An exact copy of every record below is needed, with the pictures left out.

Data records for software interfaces
####

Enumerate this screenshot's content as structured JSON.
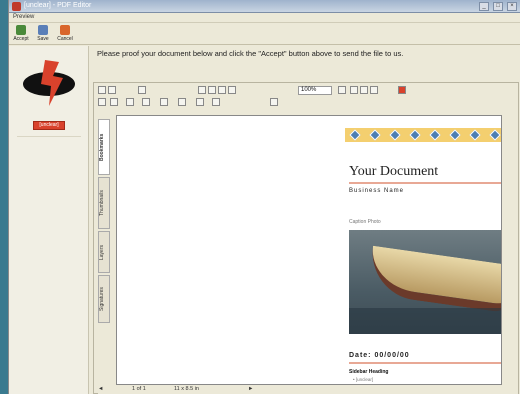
{
  "window": {
    "title": "[unclear] - PDF Editor",
    "min": "_",
    "max": "□",
    "close": "×"
  },
  "menu": {
    "preview": "Preview"
  },
  "toolbar": {
    "accept": "Accept",
    "save": "Save",
    "cancel": "Cancel",
    "accept_color": "#4a8a3a",
    "save_color": "#5a7fb8",
    "cancel_color": "#d9662c"
  },
  "left": {
    "button_label": "[unclear]",
    "logo_icon": "brand-logo-icon"
  },
  "instruction": "Please proof your document below and click the \"Accept\" button above to send the file to us.",
  "viewer": {
    "zoom": "100%",
    "tabs": [
      "Bookmarks",
      "Thumbnails",
      "Layers",
      "Signatures"
    ],
    "active_tab": "Bookmarks",
    "page_indicator": "1 of 1",
    "page_size": "11 x 8.5 in"
  },
  "document": {
    "title": "Your Document",
    "business_name": "Business Name",
    "caption": "Caption Photo",
    "date": "Date: 00/00/00",
    "subheading": "Sidebar Heading",
    "bullet": "• [unclear]"
  },
  "colors": {
    "accent": "#e8a895",
    "banner": "#f4cf6f",
    "diamond": "#4d7fb3",
    "brand_red": "#d9422c"
  }
}
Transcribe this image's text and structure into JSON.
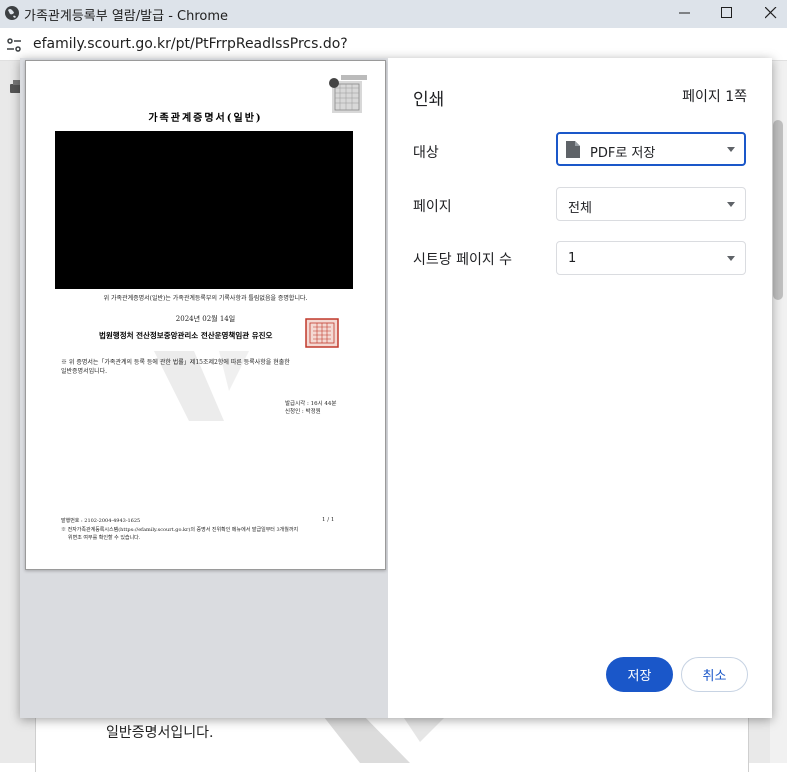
{
  "window": {
    "title": "가족관계등록부 열람/발급 - Chrome",
    "url": "efamily.scourt.go.kr/pt/PtFrrpReadIssPrcs.do?"
  },
  "background_page": {
    "text_line": "일반증명서입니다."
  },
  "print_dialog": {
    "title": "인쇄",
    "page_count": "페이지 1쪽",
    "destination": {
      "label": "대상",
      "value": "PDF로 저장"
    },
    "pages": {
      "label": "페이지",
      "value": "전체"
    },
    "pages_per_sheet": {
      "label": "시트당 페이지 수",
      "value": "1"
    },
    "save_label": "저장",
    "cancel_label": "취소",
    "accent_color": "#1a57c9"
  },
  "preview": {
    "doc_title": "가족관계증명서(일반)",
    "cert_text": "위 가족관계증명서(일반)는 가족관계등록부의 기록사항과 틀림없음을 증명합니다.",
    "date": "2024년 02월 14일",
    "issuer": "법원행정처 전산정보중앙관리소 전산운영책임관 유진오",
    "note_line1": "※ 위 증명서는「가족관계의 등록 등에 관한 법률」제15조제2항에 따른 등록사항을 현출한",
    "note_line2": "일반증명서입니다.",
    "issue_time": "발급시각 : 16시 44분",
    "applicant": "신청인 : 박정원",
    "footer_issue_no": "발행번호 : 2102-2004-4943-1625",
    "page_number": "1 / 1",
    "footer_line1": "※ 전자가족관계등록시스템(https://efamily.scourt.go.kr)의 증명서 진위확인 메뉴에서 발급일부터 3개월까지",
    "footer_line2": "위변조 여부를 확인할 수 있습니다."
  }
}
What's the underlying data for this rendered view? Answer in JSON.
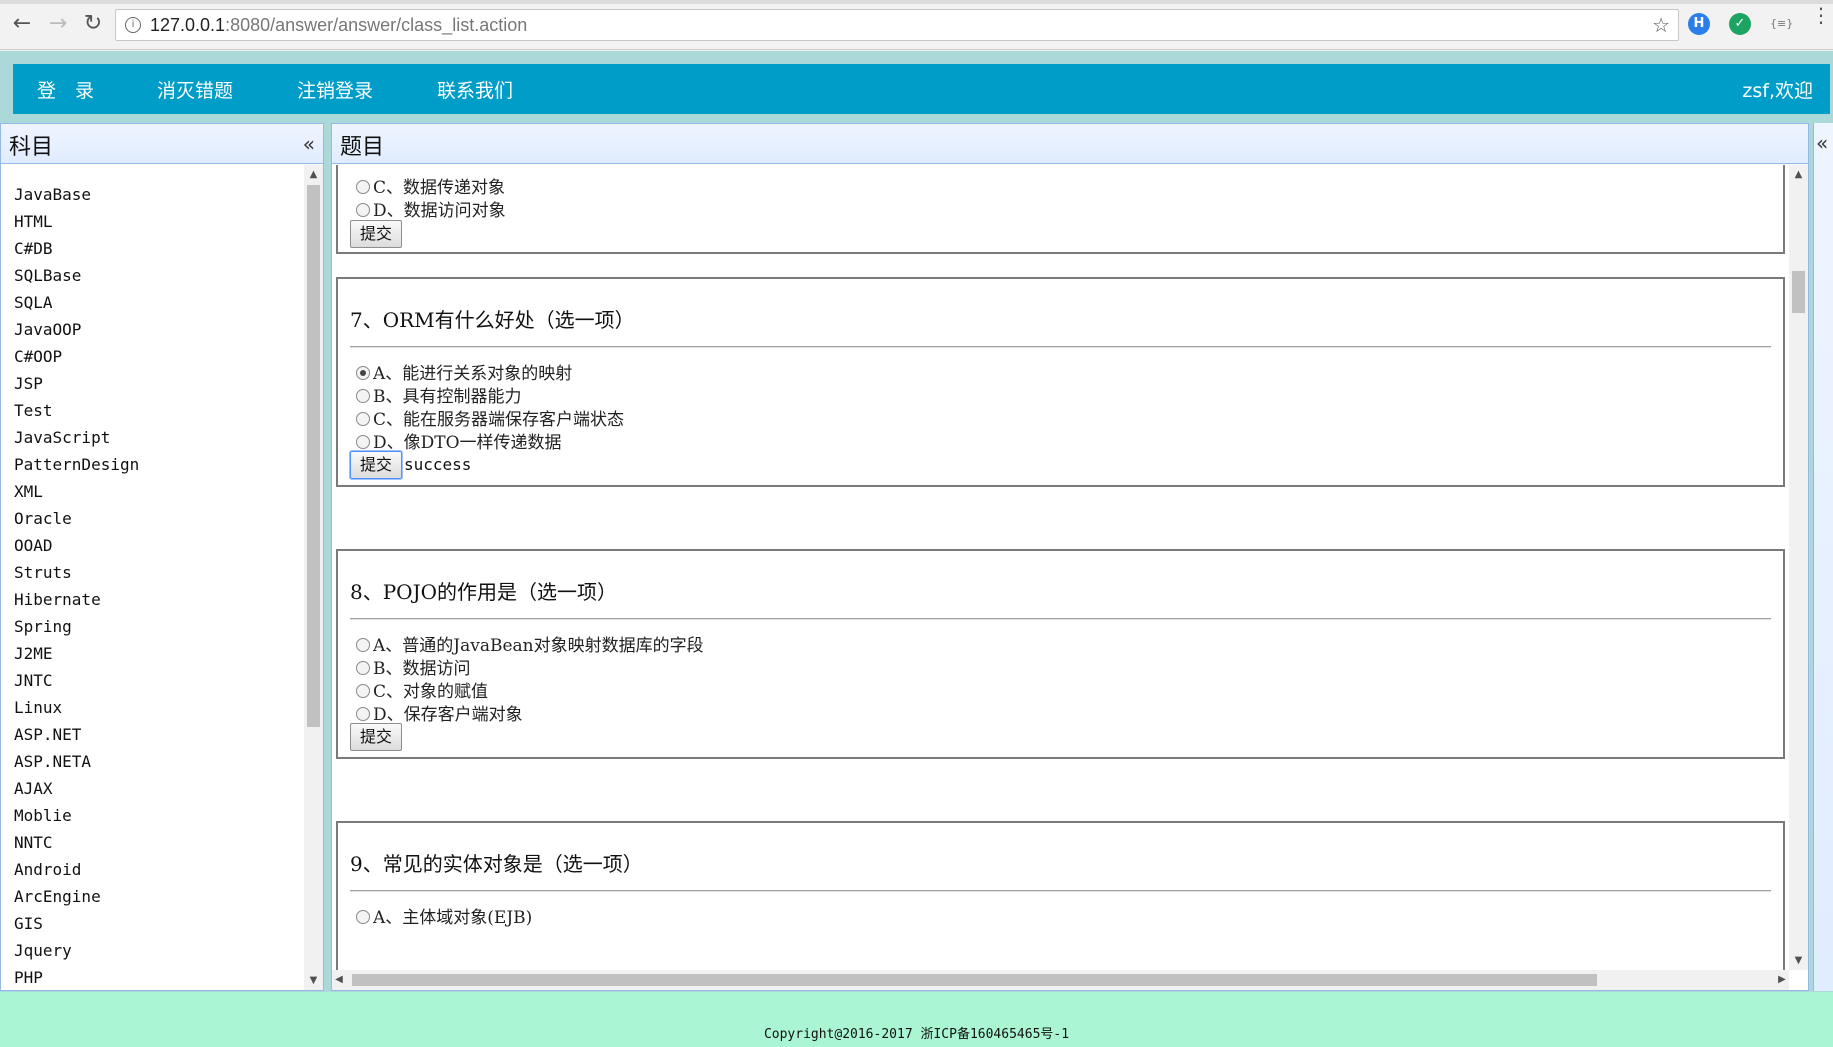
{
  "browser": {
    "url_host": "127.0.0.1",
    "url_rest": ":8080/answer/answer/class_list.action",
    "back_label": "←",
    "forward_label": "→",
    "reload_label": "↻",
    "info_label": "i",
    "star_label": "☆",
    "extensions": [
      {
        "icon": "h-extension-icon",
        "label": "H",
        "color": "#2b7de9"
      },
      {
        "icon": "shield-extension-icon",
        "label": "✓",
        "color": "#1da462"
      },
      {
        "icon": "json-extension-icon",
        "label": "{≡}",
        "color": "#777777"
      }
    ],
    "menu_label": "⋮"
  },
  "nav": {
    "items": [
      "登　录",
      "消灭错题",
      "注销登录",
      "联系我们"
    ],
    "welcome": "zsf,欢迎"
  },
  "left_panel": {
    "title": "科目",
    "collapse": "«",
    "subjects": [
      "JavaBase",
      "HTML",
      "C#DB",
      "SQLBase",
      "SQLA",
      "JavaOOP",
      "C#OOP",
      "JSP",
      "Test",
      "JavaScript",
      "PatternDesign",
      "XML",
      "Oracle",
      "OOAD",
      "Struts",
      "Hibernate",
      "Spring",
      "J2ME",
      "JNTC",
      "Linux",
      "ASP.NET",
      "ASP.NETA",
      "AJAX",
      "Moblie",
      "NNTC",
      "Android",
      "ArcEngine",
      "GIS",
      "Jquery",
      "PHP"
    ]
  },
  "right_panel": {
    "title": "题目",
    "collapse": "«",
    "questions": [
      {
        "title": "",
        "options": [
          {
            "label": "C、数据传递对象",
            "checked": false
          },
          {
            "label": "D、数据访问对象",
            "checked": false
          }
        ],
        "submit": "提交",
        "result": ""
      },
      {
        "title": "7、ORM有什么好处（选一项）",
        "options": [
          {
            "label": "A、能进行关系对象的映射",
            "checked": true
          },
          {
            "label": "B、具有控制器能力",
            "checked": false
          },
          {
            "label": "C、能在服务器端保存客户端状态",
            "checked": false
          },
          {
            "label": "D、像DTO一样传递数据",
            "checked": false
          }
        ],
        "submit": "提交",
        "result": "success"
      },
      {
        "title": "8、POJO的作用是（选一项）",
        "options": [
          {
            "label": "A、普通的JavaBean对象映射数据库的字段",
            "checked": false
          },
          {
            "label": "B、数据访问",
            "checked": false
          },
          {
            "label": "C、对象的赋值",
            "checked": false
          },
          {
            "label": "D、保存客户端对象",
            "checked": false
          }
        ],
        "submit": "提交",
        "result": ""
      },
      {
        "title": "9、常见的实体对象是（选一项）",
        "options": [
          {
            "label": "A、主体域对象(EJB)",
            "checked": false
          }
        ],
        "submit": "",
        "result": ""
      }
    ]
  },
  "right_edge": {
    "collapse": "«"
  },
  "footer": {
    "copyright": "Copyright@2016-2017 浙ICP备160465465号-1"
  }
}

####

## Response below:
Enumerate this screenshot's content as structured JSON.
{
  "window": {
    "title": "[unclear] - PDF Editor",
    "min": "_",
    "max": "□",
    "close": "×"
  },
  "menu": {
    "preview": "Preview"
  },
  "toolbar": {
    "accept": "Accept",
    "save": "Save",
    "cancel": "Cancel",
    "accept_color": "#4a8a3a",
    "save_color": "#5a7fb8",
    "cancel_color": "#d9662c"
  },
  "left": {
    "button_label": "[unclear]",
    "logo_icon": "brand-logo-icon"
  },
  "instruction": "Please proof your document below and click the \"Accept\" button above to send the file to us.",
  "viewer": {
    "zoom": "100%",
    "tabs": [
      "Bookmarks",
      "Thumbnails",
      "Layers",
      "Signatures"
    ],
    "active_tab": "Bookmarks",
    "page_indicator": "1 of 1",
    "page_size": "11 x 8.5 in"
  },
  "document": {
    "title": "Your Document",
    "business_name": "Business Name",
    "caption": "Caption Photo",
    "date": "Date: 00/00/00",
    "subheading": "Sidebar Heading",
    "bullet": "• [unclear]"
  },
  "colors": {
    "accent": "#e8a895",
    "banner": "#f4cf6f",
    "diamond": "#4d7fb3",
    "brand_red": "#d9422c"
  }
}
Transcribe this image's text and structure into JSON.
{
  "window": {
    "title": "가족관계등록부 열람/발급 - Chrome",
    "url": "efamily.scourt.go.kr/pt/PtFrrpReadIssPrcs.do?"
  },
  "background_page": {
    "text_line": "일반증명서입니다."
  },
  "print_dialog": {
    "title": "인쇄",
    "page_count": "페이지 1쪽",
    "destination": {
      "label": "대상",
      "value": "PDF로 저장"
    },
    "pages": {
      "label": "페이지",
      "value": "전체"
    },
    "pages_per_sheet": {
      "label": "시트당 페이지 수",
      "value": "1"
    },
    "save_label": "저장",
    "cancel_label": "취소",
    "accent_color": "#1a57c9"
  },
  "preview": {
    "doc_title": "가족관계증명서(일반)",
    "cert_text": "위 가족관계증명서(일반)는 가족관계등록부의 기록사항과 틀림없음을 증명합니다.",
    "date": "2024년 02월 14일",
    "issuer": "법원행정처 전산정보중앙관리소 전산운영책임관 유진오",
    "note_line1": "※ 위 증명서는「가족관계의 등록 등에 관한 법률」제15조제2항에 따른 등록사항을 현출한",
    "note_line2": "일반증명서입니다.",
    "issue_time": "발급시각 : 16시 44분",
    "applicant": "신청인 : 박정원",
    "footer_issue_no": "발행번호 : 2102-2004-4943-1625",
    "page_number": "1 / 1",
    "footer_line1": "※ 전자가족관계등록시스템(https://efamily.scourt.go.kr)의 증명서 진위확인 메뉴에서 발급일부터 3개월까지",
    "footer_line2": "위변조 여부를 확인할 수 있습니다."
  }
}
What's the underlying data for this rendered view? Answer in JSON.
{
  "browser": {
    "url_host": "127.0.0.1",
    "url_rest": ":8080/answer/answer/class_list.action",
    "back_label": "←",
    "forward_label": "→",
    "reload_label": "↻",
    "info_label": "i",
    "star_label": "☆",
    "extensions": [
      {
        "icon": "h-extension-icon",
        "label": "H",
        "color": "#2b7de9"
      },
      {
        "icon": "shield-extension-icon",
        "label": "✓",
        "color": "#1da462"
      },
      {
        "icon": "json-extension-icon",
        "label": "{≡}",
        "color": "#777777"
      }
    ],
    "menu_label": "⋮"
  },
  "nav": {
    "items": [
      "登　录",
      "消灭错题",
      "注销登录",
      "联系我们"
    ],
    "welcome": "zsf,欢迎"
  },
  "left_panel": {
    "title": "科目",
    "collapse": "«",
    "subjects": [
      "JavaBase",
      "HTML",
      "C#DB",
      "SQLBase",
      "SQLA",
      "JavaOOP",
      "C#OOP",
      "JSP",
      "Test",
      "JavaScript",
      "PatternDesign",
      "XML",
      "Oracle",
      "OOAD",
      "Struts",
      "Hibernate",
      "Spring",
      "J2ME",
      "JNTC",
      "Linux",
      "ASP.NET",
      "ASP.NETA",
      "AJAX",
      "Moblie",
      "NNTC",
      "Android",
      "ArcEngine",
      "GIS",
      "Jquery",
      "PHP"
    ]
  },
  "right_panel": {
    "title": "题目",
    "collapse": "«",
    "questions": [
      {
        "title": "",
        "options": [
          {
            "label": "C、数据传递对象",
            "checked": false
          },
          {
            "label": "D、数据访问对象",
            "checked": false
          }
        ],
        "submit": "提交",
        "result": ""
      },
      {
        "title": "7、ORM有什么好处（选一项）",
        "options": [
          {
            "label": "A、能进行关系对象的映射",
            "checked": true
          },
          {
            "label": "B、具有控制器能力",
            "checked": false
          },
          {
            "label": "C、能在服务器端保存客户端状态",
            "checked": false
          },
          {
            "label": "D、像DTO一样传递数据",
            "checked": false
          }
        ],
        "submit": "提交",
        "result": "success"
      },
      {
        "title": "8、POJO的作用是（选一项）",
        "options": [
          {
            "label": "A、普通的JavaBean对象映射数据库的字段",
            "checked": false
          },
          {
            "label": "B、数据访问",
            "checked": false
          },
          {
            "label": "C、对象的赋值",
            "checked": false
          },
          {
            "label": "D、保存客户端对象",
            "checked": false
          }
        ],
        "submit": "提交",
        "result": ""
      },
      {
        "title": "9、常见的实体对象是（选一项）",
        "options": [
          {
            "label": "A、主体域对象(EJB)",
            "checked": false
          }
        ],
        "submit": "",
        "result": ""
      }
    ]
  },
  "right_edge": {
    "collapse": "«"
  },
  "footer": {
    "copyright": "Copyright@2016-2017 浙ICP备160465465号-1"
  }
}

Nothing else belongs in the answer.